Required action
Please print every line of the material below exactly.

Materials provided
_ _ _ _ _ _ _

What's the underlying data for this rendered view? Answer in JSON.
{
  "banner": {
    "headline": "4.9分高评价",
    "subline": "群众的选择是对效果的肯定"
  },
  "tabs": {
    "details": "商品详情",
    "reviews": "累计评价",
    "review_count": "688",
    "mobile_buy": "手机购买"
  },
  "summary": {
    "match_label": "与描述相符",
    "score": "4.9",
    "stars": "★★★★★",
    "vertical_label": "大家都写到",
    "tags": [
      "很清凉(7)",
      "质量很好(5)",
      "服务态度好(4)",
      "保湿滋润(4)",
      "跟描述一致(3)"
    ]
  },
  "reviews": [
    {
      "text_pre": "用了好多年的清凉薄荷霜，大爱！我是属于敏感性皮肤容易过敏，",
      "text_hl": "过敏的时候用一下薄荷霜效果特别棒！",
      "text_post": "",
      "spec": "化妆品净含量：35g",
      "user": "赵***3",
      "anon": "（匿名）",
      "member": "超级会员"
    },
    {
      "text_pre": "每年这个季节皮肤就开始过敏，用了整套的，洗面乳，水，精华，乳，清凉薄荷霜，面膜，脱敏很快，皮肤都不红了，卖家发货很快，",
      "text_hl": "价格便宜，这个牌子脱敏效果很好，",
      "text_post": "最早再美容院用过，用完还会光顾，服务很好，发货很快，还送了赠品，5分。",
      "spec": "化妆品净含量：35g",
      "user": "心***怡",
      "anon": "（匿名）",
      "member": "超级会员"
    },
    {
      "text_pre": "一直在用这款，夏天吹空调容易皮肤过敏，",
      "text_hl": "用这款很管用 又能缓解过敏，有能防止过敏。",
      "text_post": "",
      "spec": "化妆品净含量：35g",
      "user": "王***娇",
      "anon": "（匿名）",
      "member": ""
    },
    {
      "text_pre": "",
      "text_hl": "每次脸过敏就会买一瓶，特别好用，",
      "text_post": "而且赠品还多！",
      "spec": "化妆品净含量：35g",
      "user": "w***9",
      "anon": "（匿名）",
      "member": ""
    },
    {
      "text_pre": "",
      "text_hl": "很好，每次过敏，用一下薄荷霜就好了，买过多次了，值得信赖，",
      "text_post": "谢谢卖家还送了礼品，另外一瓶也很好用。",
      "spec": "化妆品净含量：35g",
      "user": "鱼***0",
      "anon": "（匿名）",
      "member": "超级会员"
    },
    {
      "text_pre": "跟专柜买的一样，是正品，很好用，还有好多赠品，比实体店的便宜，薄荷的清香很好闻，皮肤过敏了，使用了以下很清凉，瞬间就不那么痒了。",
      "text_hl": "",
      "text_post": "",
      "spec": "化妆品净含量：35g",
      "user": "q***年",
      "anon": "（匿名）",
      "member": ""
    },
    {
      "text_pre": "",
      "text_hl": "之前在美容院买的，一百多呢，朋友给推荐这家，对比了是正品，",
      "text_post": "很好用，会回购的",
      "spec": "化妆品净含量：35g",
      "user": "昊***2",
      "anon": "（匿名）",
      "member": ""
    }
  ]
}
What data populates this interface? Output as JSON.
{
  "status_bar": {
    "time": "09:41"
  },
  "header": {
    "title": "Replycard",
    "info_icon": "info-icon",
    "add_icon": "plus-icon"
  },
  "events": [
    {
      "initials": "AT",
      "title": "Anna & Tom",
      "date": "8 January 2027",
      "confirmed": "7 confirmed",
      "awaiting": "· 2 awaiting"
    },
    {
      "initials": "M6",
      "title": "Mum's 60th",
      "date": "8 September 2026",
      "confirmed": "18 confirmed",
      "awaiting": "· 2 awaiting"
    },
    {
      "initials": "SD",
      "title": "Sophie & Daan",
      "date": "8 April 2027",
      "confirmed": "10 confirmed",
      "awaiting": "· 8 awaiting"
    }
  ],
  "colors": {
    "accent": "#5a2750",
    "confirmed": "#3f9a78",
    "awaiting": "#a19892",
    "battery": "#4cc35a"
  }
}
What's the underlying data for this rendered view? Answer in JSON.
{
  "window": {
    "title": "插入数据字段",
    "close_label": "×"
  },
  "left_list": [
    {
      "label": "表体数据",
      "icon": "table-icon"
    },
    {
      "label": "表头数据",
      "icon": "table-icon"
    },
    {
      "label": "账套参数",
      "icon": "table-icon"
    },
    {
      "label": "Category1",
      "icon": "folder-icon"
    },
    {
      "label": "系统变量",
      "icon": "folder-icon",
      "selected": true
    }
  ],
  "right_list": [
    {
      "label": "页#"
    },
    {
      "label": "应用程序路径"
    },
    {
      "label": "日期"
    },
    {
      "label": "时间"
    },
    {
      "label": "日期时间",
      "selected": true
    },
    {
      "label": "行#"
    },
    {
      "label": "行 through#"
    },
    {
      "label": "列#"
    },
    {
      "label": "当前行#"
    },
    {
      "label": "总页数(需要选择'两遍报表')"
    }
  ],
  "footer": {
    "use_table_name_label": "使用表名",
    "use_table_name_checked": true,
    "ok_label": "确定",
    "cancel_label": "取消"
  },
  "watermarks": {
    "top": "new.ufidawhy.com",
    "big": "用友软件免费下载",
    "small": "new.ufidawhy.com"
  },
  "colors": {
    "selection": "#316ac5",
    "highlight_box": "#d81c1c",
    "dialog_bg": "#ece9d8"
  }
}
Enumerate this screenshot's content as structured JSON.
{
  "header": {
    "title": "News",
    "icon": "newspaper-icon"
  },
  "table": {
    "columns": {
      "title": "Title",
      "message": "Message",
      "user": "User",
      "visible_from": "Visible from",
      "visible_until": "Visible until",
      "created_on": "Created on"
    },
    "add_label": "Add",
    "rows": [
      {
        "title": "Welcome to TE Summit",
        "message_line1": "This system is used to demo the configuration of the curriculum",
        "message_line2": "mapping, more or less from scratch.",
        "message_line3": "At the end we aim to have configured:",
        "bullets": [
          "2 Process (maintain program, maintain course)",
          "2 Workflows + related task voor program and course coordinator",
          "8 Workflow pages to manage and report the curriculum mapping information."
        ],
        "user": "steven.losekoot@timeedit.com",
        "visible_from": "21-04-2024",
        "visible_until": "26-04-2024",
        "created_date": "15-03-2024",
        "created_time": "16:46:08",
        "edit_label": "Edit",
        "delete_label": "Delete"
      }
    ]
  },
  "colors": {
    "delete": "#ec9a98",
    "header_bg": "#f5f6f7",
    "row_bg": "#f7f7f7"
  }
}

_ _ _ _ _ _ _

Expected answer
What's the underlying data for this rendered view? Answer in JSON.
{
  "banner": {
    "headline": "4.9分高评价",
    "subline": "群众的选择是对效果的肯定"
  },
  "tabs": {
    "details": "商品详情",
    "reviews": "累计评价",
    "review_count": "688",
    "mobile_buy": "手机购买"
  },
  "summary": {
    "match_label": "与描述相符",
    "score": "4.9",
    "stars": "★★★★★",
    "vertical_label": "大家都写到",
    "tags": [
      "很清凉(7)",
      "质量很好(5)",
      "服务态度好(4)",
      "保湿滋润(4)",
      "跟描述一致(3)"
    ]
  },
  "reviews": [
    {
      "text_pre": "用了好多年的清凉薄荷霜，大爱！我是属于敏感性皮肤容易过敏，",
      "text_hl": "过敏的时候用一下薄荷霜效果特别棒！",
      "text_post": "",
      "spec": "化妆品净含量：35g",
      "user": "赵***3",
      "anon": "（匿名）",
      "member": "超级会员"
    },
    {
      "text_pre": "每年这个季节皮肤就开始过敏，用了整套的，洗面乳，水，精华，乳，清凉薄荷霜，面膜，脱敏很快，皮肤都不红了，卖家发货很快，",
      "text_hl": "价格便宜，这个牌子脱敏效果很好，",
      "text_post": "最早再美容院用过，用完还会光顾，服务很好，发货很快，还送了赠品，5分。",
      "spec": "化妆品净含量：35g",
      "user": "心***怡",
      "anon": "（匿名）",
      "member": "超级会员"
    },
    {
      "text_pre": "一直在用这款，夏天吹空调容易皮肤过敏，",
      "text_hl": "用这款很管用 又能缓解过敏，有能防止过敏。",
      "text_post": "",
      "spec": "化妆品净含量：35g",
      "user": "王***娇",
      "anon": "（匿名）",
      "member": ""
    },
    {
      "text_pre": "",
      "text_hl": "每次脸过敏就会买一瓶，特别好用，",
      "text_post": "而且赠品还多！",
      "spec": "化妆品净含量：35g",
      "user": "w***9",
      "anon": "（匿名）",
      "member": ""
    },
    {
      "text_pre": "",
      "text_hl": "很好，每次过敏，用一下薄荷霜就好了，买过多次了，值得信赖，",
      "text_post": "谢谢卖家还送了礼品，另外一瓶也很好用。",
      "spec": "化妆品净含量：35g",
      "user": "鱼***0",
      "anon": "（匿名）",
      "member": "超级会员"
    },
    {
      "text_pre": "跟专柜买的一样，是正品，很好用，还有好多赠品，比实体店的便宜，薄荷的清香很好闻，皮肤过敏了，使用了以下很清凉，瞬间就不那么痒了。",
      "text_hl": "",
      "text_post": "",
      "spec": "化妆品净含量：35g",
      "user": "q***年",
      "anon": "（匿名）",
      "member": ""
    },
    {
      "text_pre": "",
      "text_hl": "之前在美容院买的，一百多呢，朋友给推荐这家，对比了是正品，",
      "text_post": "很好用，会回购的",
      "spec": "化妆品净含量：35g",
      "user": "昊***2",
      "anon": "（匿名）",
      "member": ""
    }
  ]
}
What data populates this interface? Output as JSON.
{
  "status_bar": {
    "time": "09:41"
  },
  "header": {
    "title": "Replycard",
    "info_icon": "info-icon",
    "add_icon": "plus-icon"
  },
  "events": [
    {
      "initials": "AT",
      "title": "Anna & Tom",
      "date": "8 January 2027",
      "confirmed": "7 confirmed",
      "awaiting": "· 2 awaiting"
    },
    {
      "initials": "M6",
      "title": "Mum's 60th",
      "date": "8 September 2026",
      "confirmed": "18 confirmed",
      "awaiting": "· 2 awaiting"
    },
    {
      "initials": "SD",
      "title": "Sophie & Daan",
      "date": "8 April 2027",
      "confirmed": "10 confirmed",
      "awaiting": "· 8 awaiting"
    }
  ],
  "colors": {
    "accent": "#5a2750",
    "confirmed": "#3f9a78",
    "awaiting": "#a19892",
    "battery": "#4cc35a"
  }
}
What's the underlying data for this rendered view? Answer in JSON.
{
  "window": {
    "title": "插入数据字段",
    "close_label": "×"
  },
  "left_list": [
    {
      "label": "表体数据",
      "icon": "table-icon"
    },
    {
      "label": "表头数据",
      "icon": "table-icon"
    },
    {
      "label": "账套参数",
      "icon": "table-icon"
    },
    {
      "label": "Category1",
      "icon": "folder-icon"
    },
    {
      "label": "系统变量",
      "icon": "folder-icon",
      "selected": true
    }
  ],
  "right_list": [
    {
      "label": "页#"
    },
    {
      "label": "应用程序路径"
    },
    {
      "label": "日期"
    },
    {
      "label": "时间"
    },
    {
      "label": "日期时间",
      "selected": true
    },
    {
      "label": "行#"
    },
    {
      "label": "行 through#"
    },
    {
      "label": "列#"
    },
    {
      "label": "当前行#"
    },
    {
      "label": "总页数(需要选择'两遍报表')"
    }
  ],
  "footer": {
    "use_table_name_label": "使用表名",
    "use_table_name_checked": true,
    "ok_label": "确定",
    "cancel_label": "取消"
  },
  "watermarks": {
    "top": "new.ufidawhy.com",
    "big": "用友软件免费下载",
    "small": "new.ufidawhy.com"
  },
  "colors": {
    "selection": "#316ac5",
    "highlight_box": "#d81c1c",
    "dialog_bg": "#ece9d8"
  }
}
Enumerate this screenshot's content as structured JSON.
{
  "header": {
    "title": "News",
    "icon": "newspaper-icon"
  },
  "table": {
    "columns": {
      "title": "Title",
      "message": "Message",
      "user": "User",
      "visible_from": "Visible from",
      "visible_until": "Visible until",
      "created_on": "Created on"
    },
    "add_label": "Add",
    "rows": [
      {
        "title": "Welcome to TE Summit",
        "message_line1": "This system is used to demo the configuration of the curriculum",
        "message_line2": "mapping, more or less from scratch.",
        "message_line3": "At the end we aim to have configured:",
        "bullets": [
          "2 Process (maintain program, maintain course)",
          "2 Workflows + related task voor program and course coordinator",
          "8 Workflow pages to manage and report the curriculum mapping information."
        ],
        "user": "steven.losekoot@timeedit.com",
        "visible_from": "21-04-2024",
        "visible_until": "26-04-2024",
        "created_date": "15-03-2024",
        "created_time": "16:46:08",
        "edit_label": "Edit",
        "delete_label": "Delete"
      }
    ]
  },
  "colors": {
    "delete": "#ec9a98",
    "header_bg": "#f5f6f7",
    "row_bg": "#f7f7f7"
  }
}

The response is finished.